This week's book giveaway is in the OO, Patterns, UML and Refactoring forum. We're giving away four copies of Refactoring for Software Design Smells: Managing Technical Debt and have Girish Suryanarayana, Ganesh Samarthyam & Tushar Sharma on-line! See this thread for details.
I'm sorry! I didn't see that your question was related to Spring DM...
Chapter 10, "Advanced concepts", deals with advanced concepts of Spring DM ;-) and shows how to adapt standard behaviours of the framework to your needs. Here is the list of these aspects:
- How to configure components through configuration fragments or with beans
- How to parameterize both standard and Web extenders of Spring DM
- How to configure embedded Web containers
- How Spring DM integrates with Java 2 security and the OSGi security model
- Description of advanced patterns (Implementation provider and chained class loader patterns)
Can you be more explicit on "existing custom classloaders"? As a matter of fact, as you probably know, OSGi has a specific class loader management...
David Newton wrote:It does, thanks. I work on some apps that have their own classloaders and was wondering if they'd conflict with how OSGi does its classloading--haven't had time to look into it at all yet.
David, there would almost certainly be some interaction. How much pain you feel would probably be proportional to how OSGi conformant you want your application to be. Obviously you can do things like put things on the bootclasspath to subvert pretty much all of OSGi's classloading behaviour and not feel any pain at all - but if you want to reap the benefits of OGSi you might need to look more carefully at how the app doe classloading.

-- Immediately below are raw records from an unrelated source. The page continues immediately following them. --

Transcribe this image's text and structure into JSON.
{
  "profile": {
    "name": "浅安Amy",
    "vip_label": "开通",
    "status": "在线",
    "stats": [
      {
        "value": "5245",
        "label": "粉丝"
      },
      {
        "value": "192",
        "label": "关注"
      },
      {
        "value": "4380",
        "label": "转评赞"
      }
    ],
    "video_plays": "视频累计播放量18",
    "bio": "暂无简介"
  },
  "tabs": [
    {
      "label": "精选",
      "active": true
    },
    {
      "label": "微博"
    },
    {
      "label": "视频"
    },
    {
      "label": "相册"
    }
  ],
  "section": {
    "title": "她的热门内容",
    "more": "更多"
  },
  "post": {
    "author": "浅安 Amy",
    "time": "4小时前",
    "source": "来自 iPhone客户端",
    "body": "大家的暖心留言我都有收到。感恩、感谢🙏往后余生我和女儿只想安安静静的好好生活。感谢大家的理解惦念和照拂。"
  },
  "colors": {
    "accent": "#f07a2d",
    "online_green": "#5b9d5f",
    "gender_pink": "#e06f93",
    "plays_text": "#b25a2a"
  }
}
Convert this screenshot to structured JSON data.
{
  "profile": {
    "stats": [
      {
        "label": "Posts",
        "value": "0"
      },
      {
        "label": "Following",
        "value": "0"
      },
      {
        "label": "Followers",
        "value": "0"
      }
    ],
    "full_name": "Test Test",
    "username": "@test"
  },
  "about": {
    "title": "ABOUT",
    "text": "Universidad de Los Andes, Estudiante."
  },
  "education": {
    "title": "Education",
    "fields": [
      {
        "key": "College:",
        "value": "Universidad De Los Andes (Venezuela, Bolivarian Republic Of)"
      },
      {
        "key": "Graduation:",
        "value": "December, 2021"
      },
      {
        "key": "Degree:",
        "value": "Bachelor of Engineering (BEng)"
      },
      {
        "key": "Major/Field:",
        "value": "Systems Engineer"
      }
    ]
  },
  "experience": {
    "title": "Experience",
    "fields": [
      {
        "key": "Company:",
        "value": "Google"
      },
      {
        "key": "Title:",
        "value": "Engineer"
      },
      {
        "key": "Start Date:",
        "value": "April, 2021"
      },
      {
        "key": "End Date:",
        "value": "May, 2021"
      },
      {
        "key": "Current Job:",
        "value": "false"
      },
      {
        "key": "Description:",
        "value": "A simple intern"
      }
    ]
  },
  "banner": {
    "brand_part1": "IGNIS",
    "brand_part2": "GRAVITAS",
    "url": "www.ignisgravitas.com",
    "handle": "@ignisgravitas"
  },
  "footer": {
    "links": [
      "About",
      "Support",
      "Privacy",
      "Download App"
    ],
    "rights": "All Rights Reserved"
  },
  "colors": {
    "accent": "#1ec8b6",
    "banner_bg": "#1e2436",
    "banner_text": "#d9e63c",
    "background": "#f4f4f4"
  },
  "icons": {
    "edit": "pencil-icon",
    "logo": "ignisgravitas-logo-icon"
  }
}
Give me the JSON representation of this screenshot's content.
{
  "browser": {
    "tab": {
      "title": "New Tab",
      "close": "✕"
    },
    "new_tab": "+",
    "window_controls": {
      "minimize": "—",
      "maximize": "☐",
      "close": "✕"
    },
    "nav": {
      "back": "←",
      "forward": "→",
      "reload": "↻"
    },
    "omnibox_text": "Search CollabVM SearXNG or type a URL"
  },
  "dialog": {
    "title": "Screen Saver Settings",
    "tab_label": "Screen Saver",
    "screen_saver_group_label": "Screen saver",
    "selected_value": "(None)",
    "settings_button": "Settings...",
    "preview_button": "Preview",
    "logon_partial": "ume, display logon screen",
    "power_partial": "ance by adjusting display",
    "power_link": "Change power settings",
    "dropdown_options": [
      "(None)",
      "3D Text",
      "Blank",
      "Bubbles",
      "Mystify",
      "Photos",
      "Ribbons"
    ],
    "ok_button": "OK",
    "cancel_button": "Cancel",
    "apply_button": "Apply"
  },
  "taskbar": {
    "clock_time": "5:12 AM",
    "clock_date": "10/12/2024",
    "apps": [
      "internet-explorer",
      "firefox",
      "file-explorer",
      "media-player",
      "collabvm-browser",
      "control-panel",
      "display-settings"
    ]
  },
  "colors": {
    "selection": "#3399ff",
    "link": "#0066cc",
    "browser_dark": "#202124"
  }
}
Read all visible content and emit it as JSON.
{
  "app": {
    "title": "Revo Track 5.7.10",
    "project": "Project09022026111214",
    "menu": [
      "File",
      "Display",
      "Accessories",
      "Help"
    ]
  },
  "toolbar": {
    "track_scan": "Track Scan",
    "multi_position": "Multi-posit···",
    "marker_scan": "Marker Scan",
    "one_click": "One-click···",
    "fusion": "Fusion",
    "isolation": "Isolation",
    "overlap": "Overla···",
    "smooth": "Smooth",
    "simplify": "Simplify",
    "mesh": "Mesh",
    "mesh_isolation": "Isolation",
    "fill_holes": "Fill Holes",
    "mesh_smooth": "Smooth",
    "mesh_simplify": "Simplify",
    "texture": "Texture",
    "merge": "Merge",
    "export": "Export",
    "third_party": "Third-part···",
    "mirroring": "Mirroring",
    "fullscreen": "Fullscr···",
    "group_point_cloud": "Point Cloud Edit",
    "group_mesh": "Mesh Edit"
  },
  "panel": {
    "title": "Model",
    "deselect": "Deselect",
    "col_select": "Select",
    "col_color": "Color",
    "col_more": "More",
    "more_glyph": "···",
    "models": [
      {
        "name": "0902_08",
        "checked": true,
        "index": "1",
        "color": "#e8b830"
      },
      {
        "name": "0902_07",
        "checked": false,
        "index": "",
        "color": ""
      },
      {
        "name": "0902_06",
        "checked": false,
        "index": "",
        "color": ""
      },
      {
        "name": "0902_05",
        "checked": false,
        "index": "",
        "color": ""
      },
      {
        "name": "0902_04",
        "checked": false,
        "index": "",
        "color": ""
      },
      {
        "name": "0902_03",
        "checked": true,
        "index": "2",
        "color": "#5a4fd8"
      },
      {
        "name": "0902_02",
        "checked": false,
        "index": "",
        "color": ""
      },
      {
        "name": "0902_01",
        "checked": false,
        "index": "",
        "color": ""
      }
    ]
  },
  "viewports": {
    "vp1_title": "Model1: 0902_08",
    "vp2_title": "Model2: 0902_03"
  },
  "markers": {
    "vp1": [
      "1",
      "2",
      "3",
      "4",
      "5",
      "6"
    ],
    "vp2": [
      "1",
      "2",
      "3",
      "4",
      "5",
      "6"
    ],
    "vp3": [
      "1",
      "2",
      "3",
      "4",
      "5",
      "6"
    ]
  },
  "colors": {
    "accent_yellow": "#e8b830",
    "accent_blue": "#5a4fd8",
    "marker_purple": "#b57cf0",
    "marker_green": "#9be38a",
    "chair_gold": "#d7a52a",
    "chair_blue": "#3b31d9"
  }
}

For context we (Oracle in the CEP product that I work on) use custom classloaders for certain behaviour inside our OSGi container and it works fine.